**WORK ITEM:**
Copy every line that contains the string "value" from the entries below.
INPUT RECORDS Block Start
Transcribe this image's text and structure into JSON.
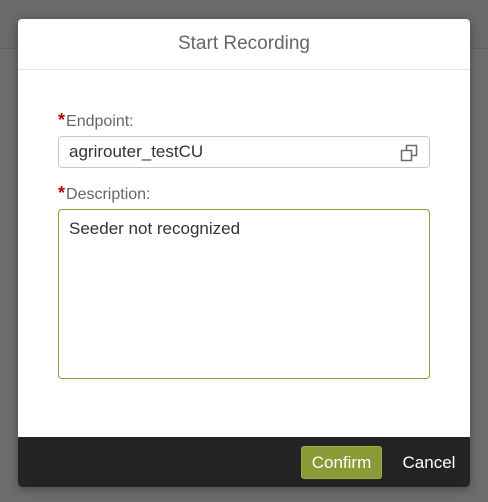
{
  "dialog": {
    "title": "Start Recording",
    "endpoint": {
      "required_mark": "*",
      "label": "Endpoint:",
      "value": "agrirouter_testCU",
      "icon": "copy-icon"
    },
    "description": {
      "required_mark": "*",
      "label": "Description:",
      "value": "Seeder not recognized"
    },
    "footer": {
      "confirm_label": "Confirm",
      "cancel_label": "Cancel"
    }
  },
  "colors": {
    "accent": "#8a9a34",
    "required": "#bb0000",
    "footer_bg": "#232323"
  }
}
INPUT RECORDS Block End
**SOLUTION TO THE EXERCISE:**
      "value": "agrirouter_testCU",
      "value": "Seeder not recognized"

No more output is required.